- [TASK BRIEF]:
Go through the records and give the number of lines that include "brand", with nothing else.

STUDY MATERIAL: Begin

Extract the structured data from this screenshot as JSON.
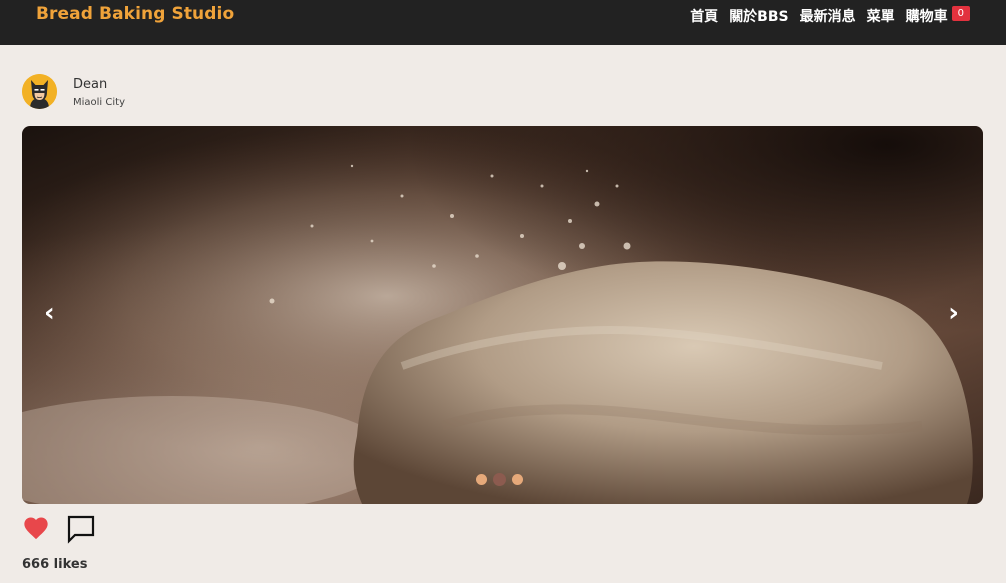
{
  "brand": "Bread Baking Studio",
  "nav": [
    {
      "label": "首頁"
    },
    {
      "label": "關於BBS"
    },
    {
      "label": "最新消息"
    },
    {
      "label": "菜單"
    },
    {
      "label": "購物車"
    }
  ],
  "cart_count": "0",
  "user": {
    "name": "Dean",
    "location": "Miaoli City"
  },
  "carousel": {
    "prev_label": "‹",
    "next_label": "›",
    "slide_count": 3,
    "active_slide": 2
  },
  "likes_text": "666 likes",
  "colors": {
    "navbar": "#222222",
    "brand": "#f0a33a",
    "badge": "#e2323e",
    "heart": "#e8474b",
    "background": "#f0ebe7"
  }
}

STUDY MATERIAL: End

- [RESULT]:
2